Those dollar amounts are the subject of much public discussion these days surrounding the Vineyard schools superintendent’s budget which administers the Bridge program.

The third Bridge class proposed for the coming year will cost Island schools $80,000. Ten additional ESPs, spread throughout the Island’s special needs programs, will cost the school districts $281,000.

While the programs are costly, Ms. DeVane said that early intervention, like Project Headway and Bridge, save taxpayer dollars over the long term. These students, if not taught how to succeed in school, may become a drain on the system in adulthood, she said. The Bridge program is also at least as cost-effective as transporting students to the mainland for programming off-Island, or placing them in residential care, she said.

In general, she said the Island is supportive of families dealing with special needs. “It’s one of the reasons that these programs in these schools are so successful, because the community as a whole is really a giving community,” she said. “Everybody living on the Island is a little funky and different, that is just part of how our lives are.”

Meanwhile, a new director of student support services takes over this month.
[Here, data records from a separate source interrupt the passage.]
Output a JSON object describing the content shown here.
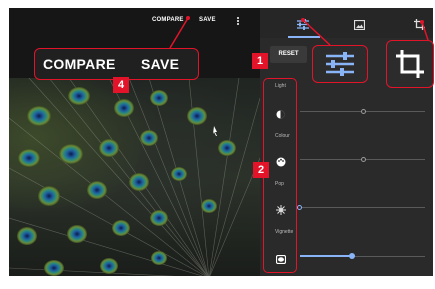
{
  "header": {
    "compare_label": "COMPARE",
    "save_label": "SAVE",
    "more_icon": "more-vert-icon"
  },
  "callout_compare_save": {
    "compare_label": "COMPARE",
    "save_label": "SAVE",
    "badge": "4"
  },
  "tabs": [
    {
      "name": "adjustments",
      "icon": "tune-icon",
      "active": true
    },
    {
      "name": "filters",
      "icon": "image-icon",
      "active": false
    },
    {
      "name": "crop",
      "icon": "crop-icon",
      "active": false
    }
  ],
  "reset_label": "RESET",
  "badges": {
    "tune": "1",
    "adjustments": "2"
  },
  "adjustments": [
    {
      "label": "Light",
      "icon": "brightness-icon",
      "value": 0.45
    },
    {
      "label": "Colour",
      "icon": "palette-icon",
      "value": 0.45
    },
    {
      "label": "Pop",
      "icon": "pop-icon",
      "value": 0.0
    },
    {
      "label": "Vignette",
      "icon": "vignette-icon",
      "value": 0.33
    }
  ],
  "colors": {
    "accent": "#e3142a",
    "slider_active": "#8ab4f8"
  }
}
Philip Campbell told the all-Island school committee in October that he would look at existing special education programs with a critical eye to identify improvements and possible cost savings.

But he may not find there’s much work to be done, at least in the degree of support the school districts provide the most challenged learners.

“There isn’t a flaw in this place,” Ms. Nalepa said. “The system really gives the kids what they need.”